Local irradiation (IR) is widely used in the treatment of primary and metastatic tumors. However, the impact of IR on the immune response is currently being defined. Local and distant relapse after radiotherapy often occurs. The current rationale for the use of IR is based on direct cytotoxicity to cancer cells; however, recent studies have shown that reduction of tumor burden following ablative (large-dose) IR largely depends on type I IFN signaling and CD8 T-cell response. Here, we review recent findings indicating that antitumor effects of radiation are contributed by both innate and adaptive immune responses. We focus on immune mechanisms, including cytosolic DNA sensing pathways that bridge the traditional view of IR-mediated DNA damage to DNA-sensing immune pathways. Also, we discuss how the efficacy of radiotherapy might be enhanced by targeting nucleic acid-sensing pathways.
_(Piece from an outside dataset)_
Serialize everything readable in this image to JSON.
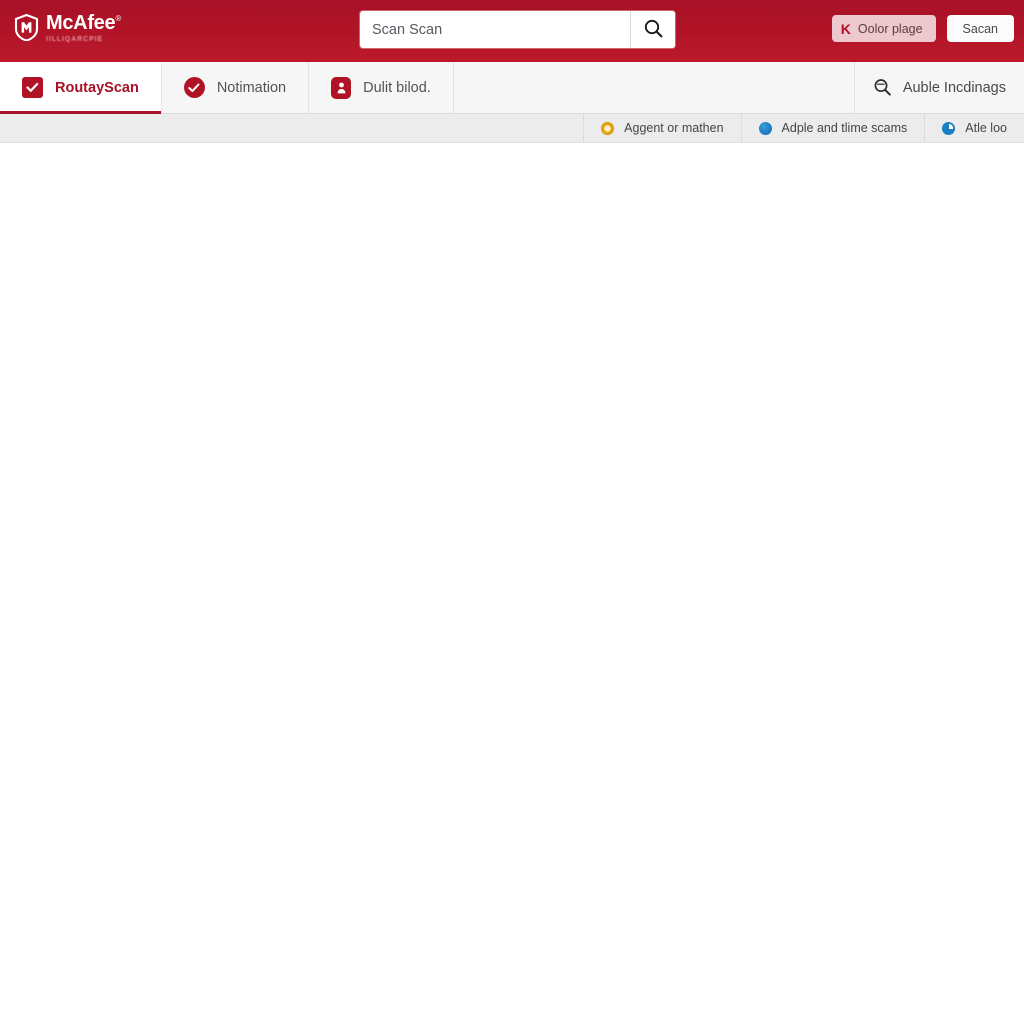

These findings highlight the mechanisms governing tumor escape from the immune response and the therapeutic potential of synergistic strategies to improve the efficacy of radiotherapy via immunotherapeutic intervention.
ASJC Scopus subject areas
- Cancer Research